### ABOUT THIS EXERCISE
The answer is every line in the data below that contains the word "Buscar".

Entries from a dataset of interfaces
------------------------------------------------------------

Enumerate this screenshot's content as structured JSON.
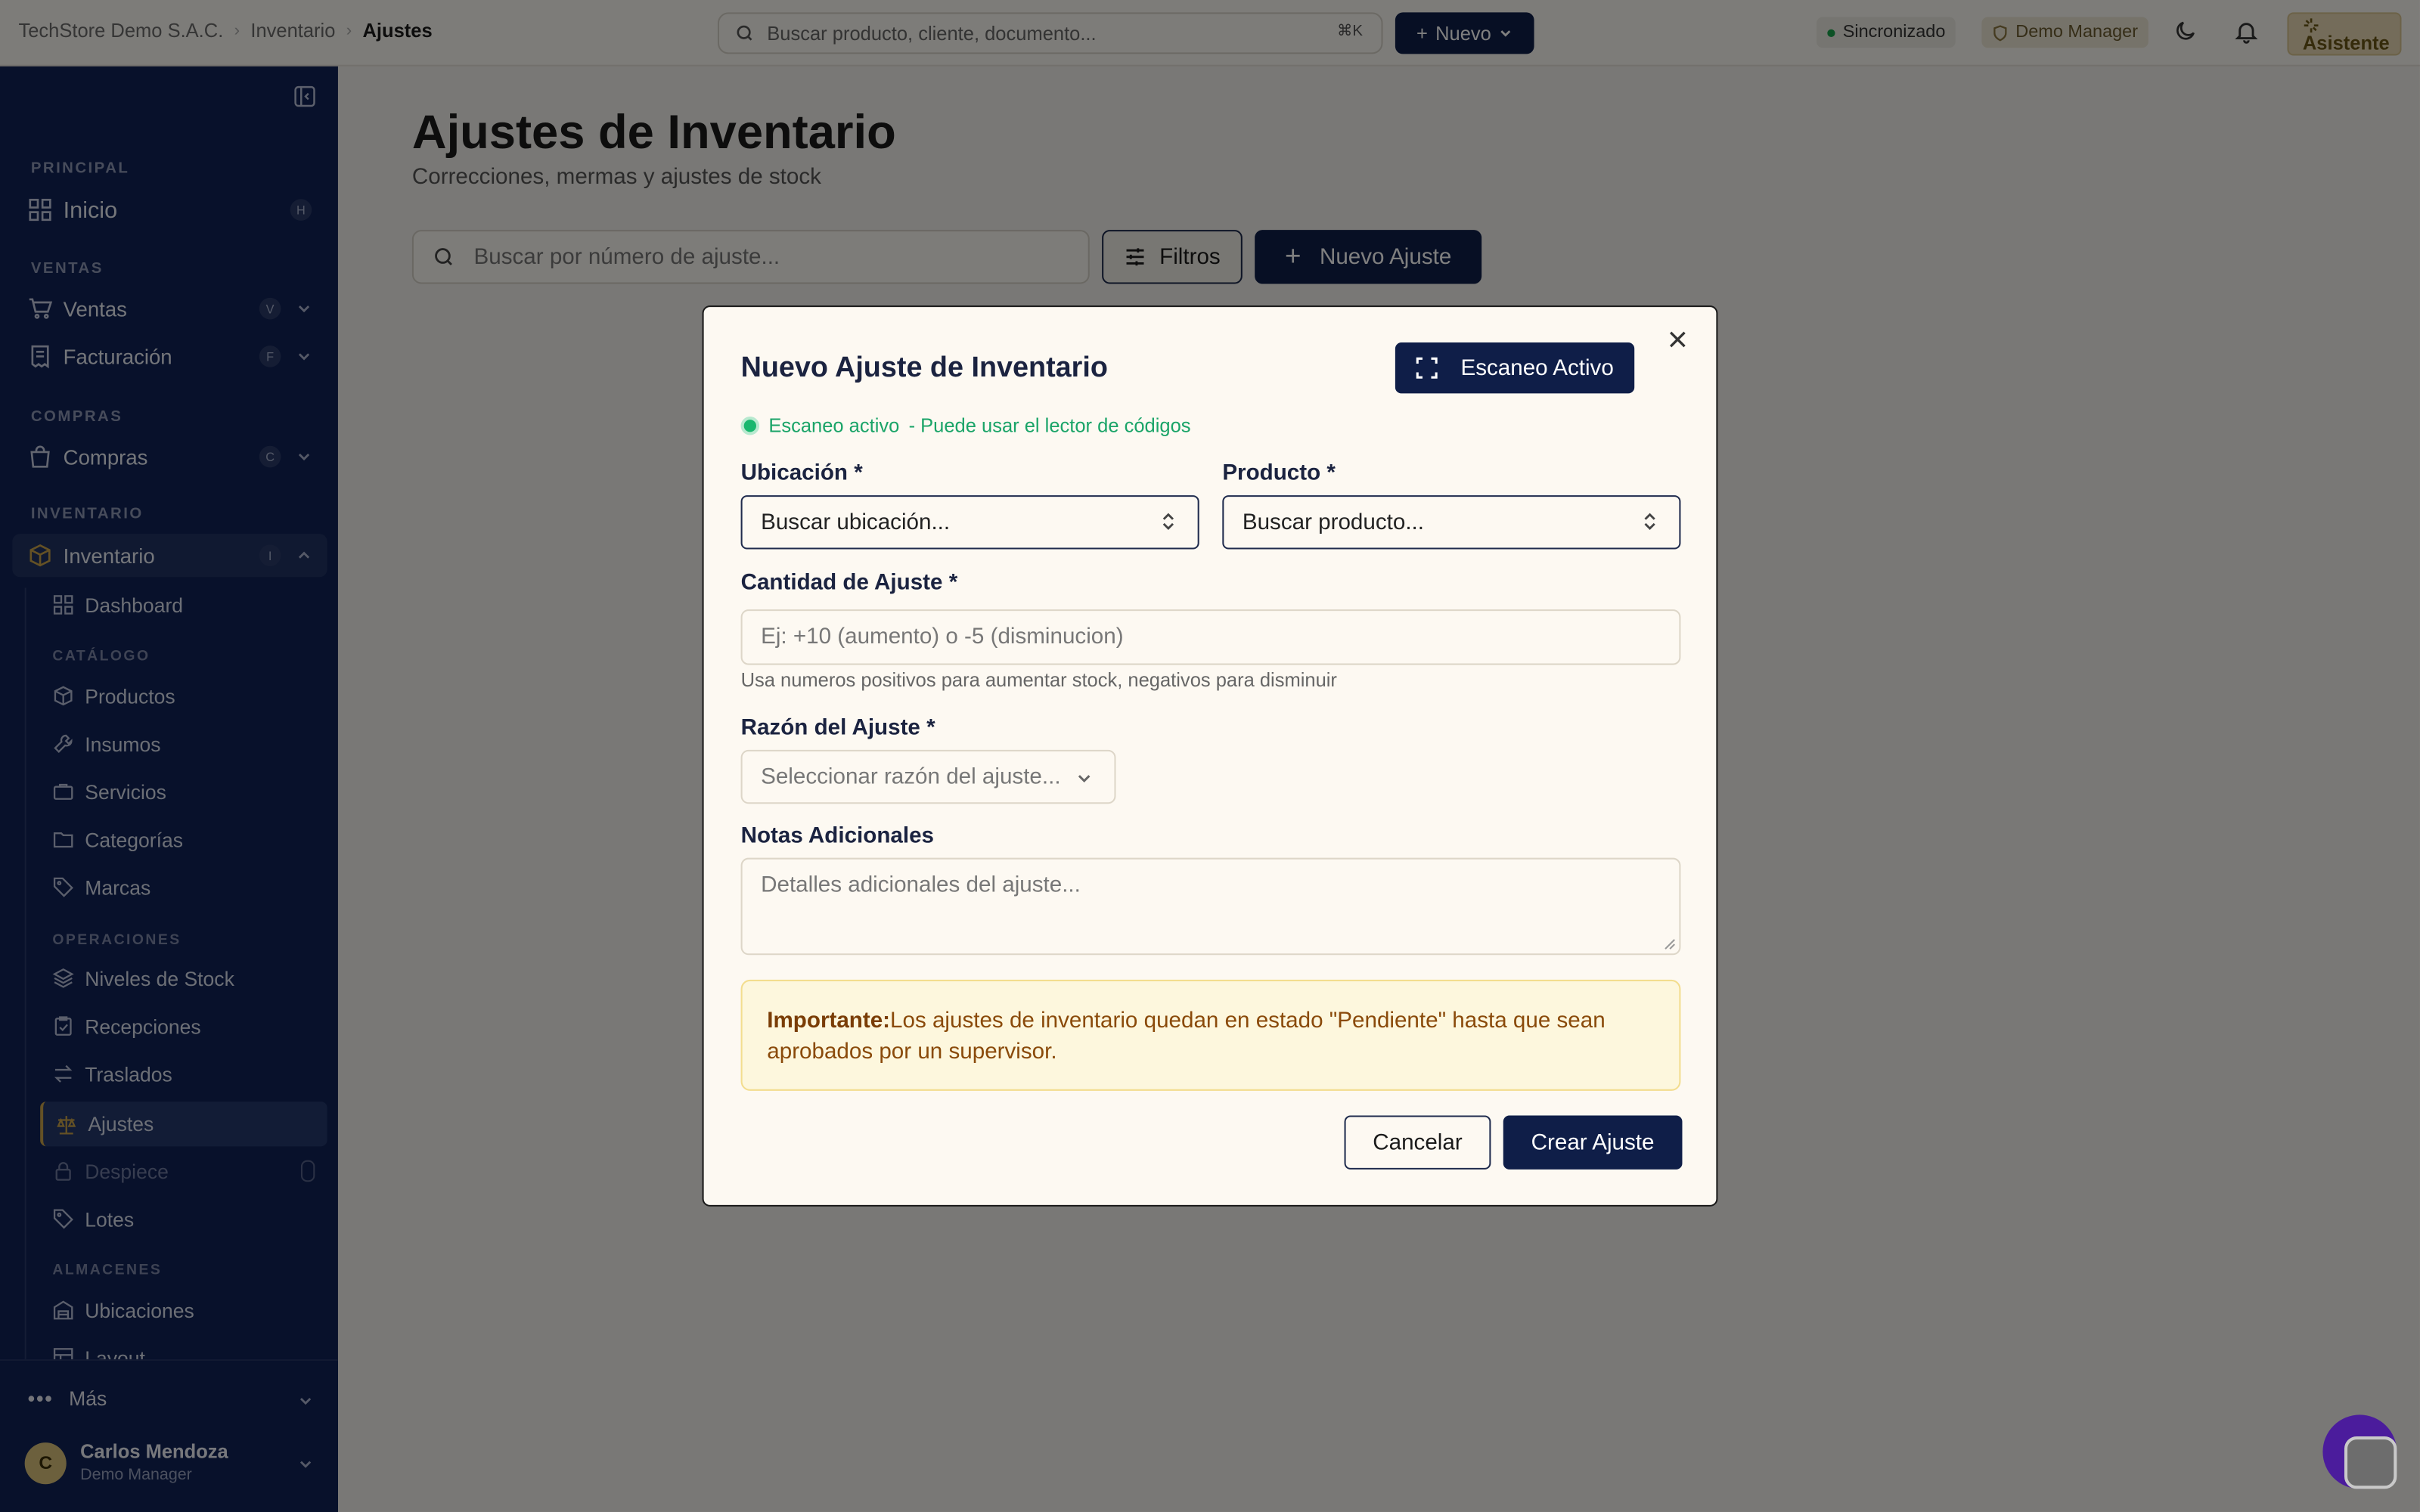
{
  "breadcrumb": {
    "org": "TechStore Demo S.A.C.",
    "section": "Inventario",
    "current": "Ajustes"
  },
  "topbar": {
    "search_placeholder": "Buscar producto, cliente, documento...",
    "search_shortcut": "⌘K",
    "new_label": "Nuevo",
    "sync_label": "Sincronizado",
    "role_chip": "Demo Manager",
    "assistant_label": "Asistente"
  },
  "sidebar": {
    "sections": {
      "principal": "PRINCIPAL",
      "ventas": "VENTAS",
      "compras": "COMPRAS",
      "inventario": "INVENTARIO"
    },
    "items": {
      "inicio": {
        "label": "Inicio",
        "key": "H"
      },
      "ventas": {
        "label": "Ventas",
        "key": "V"
      },
      "facturacion": {
        "label": "Facturación",
        "key": "F"
      },
      "compras": {
        "label": "Compras",
        "key": "C"
      },
      "inventario": {
        "label": "Inventario",
        "key": "I"
      }
    },
    "subsections": {
      "catalogo": "CATÁLOGO",
      "operaciones": "OPERACIONES",
      "almacenes": "ALMACENES"
    },
    "sub": {
      "dashboard": "Dashboard",
      "productos": "Productos",
      "insumos": "Insumos",
      "servicios": "Servicios",
      "categorias": "Categorías",
      "marcas": "Marcas",
      "niveles": "Niveles de Stock",
      "recepciones": "Recepciones",
      "traslados": "Traslados",
      "ajustes": "Ajustes",
      "despiece": "Despiece",
      "lotes": "Lotes",
      "ubicaciones": "Ubicaciones",
      "layout": "Layout"
    },
    "more_label": "Más",
    "user": {
      "initial": "C",
      "name": "Carlos Mendoza",
      "role": "Demo Manager"
    }
  },
  "page": {
    "title": "Ajustes de Inventario",
    "subtitle": "Correcciones, mermas y ajustes de stock",
    "search_placeholder": "Buscar por número de ajuste...",
    "filters_label": "Filtros",
    "new_adjustment_label": "Nuevo Ajuste"
  },
  "modal": {
    "title": "Nuevo Ajuste de Inventario",
    "scan_button": "Escaneo Activo",
    "scan_status": "Escaneo activo",
    "scan_status_detail": "- Puede usar el lector de códigos",
    "location_label": "Ubicación *",
    "location_placeholder": "Buscar ubicación...",
    "product_label": "Producto *",
    "product_placeholder": "Buscar producto...",
    "quantity_label": "Cantidad de Ajuste *",
    "quantity_placeholder": "Ej: +10 (aumento) o -5 (disminucion)",
    "quantity_hint": "Usa numeros positivos para aumentar stock, negativos para disminuir",
    "reason_label": "Razón del Ajuste *",
    "reason_placeholder": "Seleccionar razón del ajuste...",
    "notes_label": "Notas Adicionales",
    "notes_placeholder": "Detalles adicionales del ajuste...",
    "warning_bold": "Importante:",
    "warning_text": "Los ajustes de inventario quedan en estado \"Pendiente\" hasta que sean aprobados por un supervisor.",
    "cancel_label": "Cancelar",
    "create_label": "Crear Ajuste"
  },
  "colors": {
    "primary": "#0f1e48",
    "sidebar_bg": "#102256",
    "success": "#1ab76e",
    "warning_bg": "#fdf7dd",
    "warning_text": "#8a4a0a"
  }
}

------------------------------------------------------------

### EXERCISE RESPONSE
    "search_placeholder": "Buscar producto, cliente, documento...",
    "search_placeholder": "Buscar por número de ajuste...",
    "location_placeholder": "Buscar ubicación...",
    "product_placeholder": "Buscar producto...",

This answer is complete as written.